The Hillsborough Disaster Review 12 September 2012
Today the bereaved relatives of those who lost their lives in the Hillsborough Disaster on 15th April 1989 and the general public will get closer to the truth of what really happened that day. On the Today Programme this morning, Trevor Hicks, said that the decision of the Coroner not to investigate the circumstances after 3.15 pm (the time by which the victims had all presumed to have died) was not legally wrong, but it was morally wrong.
Unhappily it is a common problem with Coroners’ inquests: the cut-off time. The investigation of violent death by coroners is to determine who died, how, where and when the death occurred. This necessarily limits the scope of the inquest. A coroner has no power to investigate a cover-up after the death.
The resolution of the relatives of the Hillsborough to unearth the truth about what happened is a natural reaction which, in my experience, is seen in nearly all deaths occurring in tragic circumstances and especially where human failings may have been the cause. It takes courage for those responsible to recognize their failures. Too often they try to avoid responsibility and are instead tempted to take dishonest steps to do cover up.

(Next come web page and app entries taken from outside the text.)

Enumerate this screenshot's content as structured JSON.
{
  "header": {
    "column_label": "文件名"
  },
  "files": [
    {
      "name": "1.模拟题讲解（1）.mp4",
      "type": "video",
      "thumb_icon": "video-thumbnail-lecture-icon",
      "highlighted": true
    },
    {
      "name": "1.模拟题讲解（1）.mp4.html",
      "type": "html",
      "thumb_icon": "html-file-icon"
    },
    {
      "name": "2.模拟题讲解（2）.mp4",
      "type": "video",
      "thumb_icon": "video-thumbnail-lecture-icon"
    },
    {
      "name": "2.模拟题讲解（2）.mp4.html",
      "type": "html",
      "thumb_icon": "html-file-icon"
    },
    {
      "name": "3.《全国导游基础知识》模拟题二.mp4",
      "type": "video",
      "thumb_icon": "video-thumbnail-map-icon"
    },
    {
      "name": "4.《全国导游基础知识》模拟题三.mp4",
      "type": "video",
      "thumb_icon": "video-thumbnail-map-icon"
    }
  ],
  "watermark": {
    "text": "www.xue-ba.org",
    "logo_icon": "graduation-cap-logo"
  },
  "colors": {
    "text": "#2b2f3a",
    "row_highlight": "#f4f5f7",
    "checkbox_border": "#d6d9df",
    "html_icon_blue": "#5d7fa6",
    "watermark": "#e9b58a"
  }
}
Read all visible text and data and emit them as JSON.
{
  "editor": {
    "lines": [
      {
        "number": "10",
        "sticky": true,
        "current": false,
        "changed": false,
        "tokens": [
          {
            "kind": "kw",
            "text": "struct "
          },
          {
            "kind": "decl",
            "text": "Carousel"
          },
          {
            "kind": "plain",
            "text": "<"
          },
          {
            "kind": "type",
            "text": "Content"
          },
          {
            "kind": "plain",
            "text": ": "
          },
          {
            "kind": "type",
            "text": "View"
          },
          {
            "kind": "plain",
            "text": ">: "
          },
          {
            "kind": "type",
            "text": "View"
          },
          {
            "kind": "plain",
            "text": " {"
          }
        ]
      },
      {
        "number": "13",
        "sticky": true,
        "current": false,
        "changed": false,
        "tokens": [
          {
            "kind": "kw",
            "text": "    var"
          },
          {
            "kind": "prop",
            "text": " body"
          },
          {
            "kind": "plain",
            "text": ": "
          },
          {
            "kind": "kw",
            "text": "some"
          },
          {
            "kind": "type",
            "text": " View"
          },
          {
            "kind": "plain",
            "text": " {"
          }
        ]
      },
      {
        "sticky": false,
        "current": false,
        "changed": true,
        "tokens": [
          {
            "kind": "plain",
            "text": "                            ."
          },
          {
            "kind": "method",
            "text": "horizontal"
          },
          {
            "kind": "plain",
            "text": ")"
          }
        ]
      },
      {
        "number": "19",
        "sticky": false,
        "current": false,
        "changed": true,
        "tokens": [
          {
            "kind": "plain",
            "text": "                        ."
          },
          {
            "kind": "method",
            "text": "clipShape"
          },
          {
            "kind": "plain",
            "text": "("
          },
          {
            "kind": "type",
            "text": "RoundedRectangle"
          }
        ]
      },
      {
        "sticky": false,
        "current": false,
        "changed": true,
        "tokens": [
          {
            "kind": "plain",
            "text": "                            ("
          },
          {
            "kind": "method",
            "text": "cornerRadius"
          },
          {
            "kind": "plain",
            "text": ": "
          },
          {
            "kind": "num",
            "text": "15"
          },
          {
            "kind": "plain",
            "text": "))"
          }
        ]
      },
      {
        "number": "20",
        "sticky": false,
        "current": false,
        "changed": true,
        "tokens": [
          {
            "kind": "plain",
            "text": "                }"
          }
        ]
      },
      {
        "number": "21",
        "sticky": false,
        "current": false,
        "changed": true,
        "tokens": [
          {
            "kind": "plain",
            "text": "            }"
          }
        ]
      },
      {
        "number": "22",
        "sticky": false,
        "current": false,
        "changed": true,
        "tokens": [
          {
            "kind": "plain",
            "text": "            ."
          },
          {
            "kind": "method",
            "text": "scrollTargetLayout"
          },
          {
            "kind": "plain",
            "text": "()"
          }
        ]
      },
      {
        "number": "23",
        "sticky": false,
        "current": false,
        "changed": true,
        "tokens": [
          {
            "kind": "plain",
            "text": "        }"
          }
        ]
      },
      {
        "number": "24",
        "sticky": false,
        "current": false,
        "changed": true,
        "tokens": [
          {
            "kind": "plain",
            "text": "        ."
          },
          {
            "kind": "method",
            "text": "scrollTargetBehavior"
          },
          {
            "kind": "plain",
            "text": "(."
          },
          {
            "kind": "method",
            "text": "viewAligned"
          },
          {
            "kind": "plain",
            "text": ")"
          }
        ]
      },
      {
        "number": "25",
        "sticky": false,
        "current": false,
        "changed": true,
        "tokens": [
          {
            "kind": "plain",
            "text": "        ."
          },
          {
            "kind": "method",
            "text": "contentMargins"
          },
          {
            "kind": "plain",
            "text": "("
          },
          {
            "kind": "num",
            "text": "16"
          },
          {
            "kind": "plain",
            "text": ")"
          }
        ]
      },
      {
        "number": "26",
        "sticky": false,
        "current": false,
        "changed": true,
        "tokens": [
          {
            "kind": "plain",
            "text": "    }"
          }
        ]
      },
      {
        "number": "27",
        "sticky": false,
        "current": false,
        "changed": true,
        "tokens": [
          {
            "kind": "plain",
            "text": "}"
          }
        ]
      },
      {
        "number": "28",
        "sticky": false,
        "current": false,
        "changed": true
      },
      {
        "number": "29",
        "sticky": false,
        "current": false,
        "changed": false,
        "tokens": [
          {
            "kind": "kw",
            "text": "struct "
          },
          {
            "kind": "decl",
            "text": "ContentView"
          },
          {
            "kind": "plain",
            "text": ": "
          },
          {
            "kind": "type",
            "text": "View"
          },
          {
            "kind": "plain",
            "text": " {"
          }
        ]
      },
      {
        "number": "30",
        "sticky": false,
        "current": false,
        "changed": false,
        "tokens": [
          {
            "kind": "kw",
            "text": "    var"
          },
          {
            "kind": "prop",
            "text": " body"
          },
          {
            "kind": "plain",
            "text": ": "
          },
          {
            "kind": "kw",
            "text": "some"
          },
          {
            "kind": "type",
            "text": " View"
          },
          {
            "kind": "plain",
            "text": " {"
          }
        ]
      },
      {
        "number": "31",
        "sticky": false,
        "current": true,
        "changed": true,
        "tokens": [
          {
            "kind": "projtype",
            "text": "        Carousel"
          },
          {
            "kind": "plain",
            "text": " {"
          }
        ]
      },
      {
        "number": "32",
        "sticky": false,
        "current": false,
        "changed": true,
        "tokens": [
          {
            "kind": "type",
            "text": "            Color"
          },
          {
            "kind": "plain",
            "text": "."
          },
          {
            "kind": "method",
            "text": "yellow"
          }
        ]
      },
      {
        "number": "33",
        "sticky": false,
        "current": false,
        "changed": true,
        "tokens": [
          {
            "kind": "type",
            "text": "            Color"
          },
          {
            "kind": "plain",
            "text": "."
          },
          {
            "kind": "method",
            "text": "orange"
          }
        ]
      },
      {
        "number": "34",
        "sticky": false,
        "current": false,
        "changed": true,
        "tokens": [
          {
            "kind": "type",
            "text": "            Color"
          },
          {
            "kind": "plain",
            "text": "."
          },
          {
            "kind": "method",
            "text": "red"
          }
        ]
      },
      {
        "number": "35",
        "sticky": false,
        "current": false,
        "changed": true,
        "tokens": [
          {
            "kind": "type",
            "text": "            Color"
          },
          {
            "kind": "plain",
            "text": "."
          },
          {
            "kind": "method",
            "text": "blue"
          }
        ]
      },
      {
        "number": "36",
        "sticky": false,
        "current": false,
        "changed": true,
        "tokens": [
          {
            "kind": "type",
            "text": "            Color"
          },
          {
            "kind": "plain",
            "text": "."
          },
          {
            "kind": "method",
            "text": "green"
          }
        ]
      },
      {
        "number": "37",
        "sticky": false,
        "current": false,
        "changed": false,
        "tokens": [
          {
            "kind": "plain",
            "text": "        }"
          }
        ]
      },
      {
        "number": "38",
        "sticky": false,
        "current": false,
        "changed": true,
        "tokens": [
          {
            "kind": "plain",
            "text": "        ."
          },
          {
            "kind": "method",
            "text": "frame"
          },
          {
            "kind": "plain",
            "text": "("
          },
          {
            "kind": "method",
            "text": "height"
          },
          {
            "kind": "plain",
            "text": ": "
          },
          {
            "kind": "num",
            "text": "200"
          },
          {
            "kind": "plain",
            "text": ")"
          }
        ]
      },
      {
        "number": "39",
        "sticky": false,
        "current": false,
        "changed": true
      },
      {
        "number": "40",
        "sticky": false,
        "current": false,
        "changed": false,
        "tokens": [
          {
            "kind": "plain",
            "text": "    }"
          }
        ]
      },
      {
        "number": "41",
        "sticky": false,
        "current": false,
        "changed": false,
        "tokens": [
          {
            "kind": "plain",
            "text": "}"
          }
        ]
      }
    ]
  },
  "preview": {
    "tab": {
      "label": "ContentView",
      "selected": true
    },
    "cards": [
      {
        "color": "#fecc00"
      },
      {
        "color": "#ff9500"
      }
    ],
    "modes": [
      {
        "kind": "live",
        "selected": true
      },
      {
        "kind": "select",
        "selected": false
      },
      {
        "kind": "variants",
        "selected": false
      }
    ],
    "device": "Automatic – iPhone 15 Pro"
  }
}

Can anyone seriously oppose the need for total honesty and openness in all situations where violent or unnatural death occurs?